jmarino wrote:when was the track from the Kingston point to the Hudson cement plant in east Kingston installed ? and how many customers did it serve ?
I remember when it was opened, and I think it was 1957. Colonial Sand and Gravel (Generoso Pope) owned the cement plant then, and most of the traffic was inbound coal. When the New York Central built the track, they had to install a crossing of the narrow gauge railroad of Hutton Brick Company. I was told that NYC had an agreement with Hutton to pay some outrageous fee if they blocked the crossing and held up the clay train for more than a few minutes at a time.
I think Colonial was the only customer on the track. What was then known as the "U&D Yard Engine" handled the operation, and a large part of the local business in Kingston, out to the O&W yard at Fair Street and everything in Rondout.
I made one trip down the hill from Kingston and up to the cement mill with the U&D Yard crew in the summer of 1959. About a week or two before they had had a runaway on the hill with about 20 loads of coal and engine 8320. Everyone jumped except the engineer, Jack Koltz, who rode it out to a hard stop against a cut of cars at Kingston Point. I was told that the speed recorder reached 50 mph during that trip.
The usual move had the engine in the lead going down the hill to Kingston Point, and the shoving the loads up the hill to the plant.

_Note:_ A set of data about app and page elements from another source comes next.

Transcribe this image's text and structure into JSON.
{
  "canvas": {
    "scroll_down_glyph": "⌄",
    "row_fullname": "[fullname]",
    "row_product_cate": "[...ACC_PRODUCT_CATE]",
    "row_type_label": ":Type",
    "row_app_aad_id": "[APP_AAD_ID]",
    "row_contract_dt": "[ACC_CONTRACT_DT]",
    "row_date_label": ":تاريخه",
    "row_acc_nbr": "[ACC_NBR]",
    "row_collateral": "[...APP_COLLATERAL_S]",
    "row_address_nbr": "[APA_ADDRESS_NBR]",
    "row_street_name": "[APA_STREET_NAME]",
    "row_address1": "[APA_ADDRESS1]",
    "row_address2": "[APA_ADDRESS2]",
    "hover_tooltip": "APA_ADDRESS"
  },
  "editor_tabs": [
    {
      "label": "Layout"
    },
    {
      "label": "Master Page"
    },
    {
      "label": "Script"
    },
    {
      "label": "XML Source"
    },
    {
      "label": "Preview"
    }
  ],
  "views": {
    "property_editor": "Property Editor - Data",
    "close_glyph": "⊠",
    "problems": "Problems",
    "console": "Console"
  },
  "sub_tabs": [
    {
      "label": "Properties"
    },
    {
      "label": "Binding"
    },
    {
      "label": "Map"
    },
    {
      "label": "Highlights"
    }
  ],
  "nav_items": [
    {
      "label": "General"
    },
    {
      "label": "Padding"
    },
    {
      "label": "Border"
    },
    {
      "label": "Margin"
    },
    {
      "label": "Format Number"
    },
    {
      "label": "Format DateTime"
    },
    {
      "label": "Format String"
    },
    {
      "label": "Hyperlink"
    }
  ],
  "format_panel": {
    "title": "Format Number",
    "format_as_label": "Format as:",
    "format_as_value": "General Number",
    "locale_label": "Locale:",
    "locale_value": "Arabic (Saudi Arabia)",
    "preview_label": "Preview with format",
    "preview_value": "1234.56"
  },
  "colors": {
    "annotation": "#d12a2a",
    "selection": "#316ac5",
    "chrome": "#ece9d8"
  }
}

They ran around the empties at Rondout and pulled them up the hill.
- Gordon Davids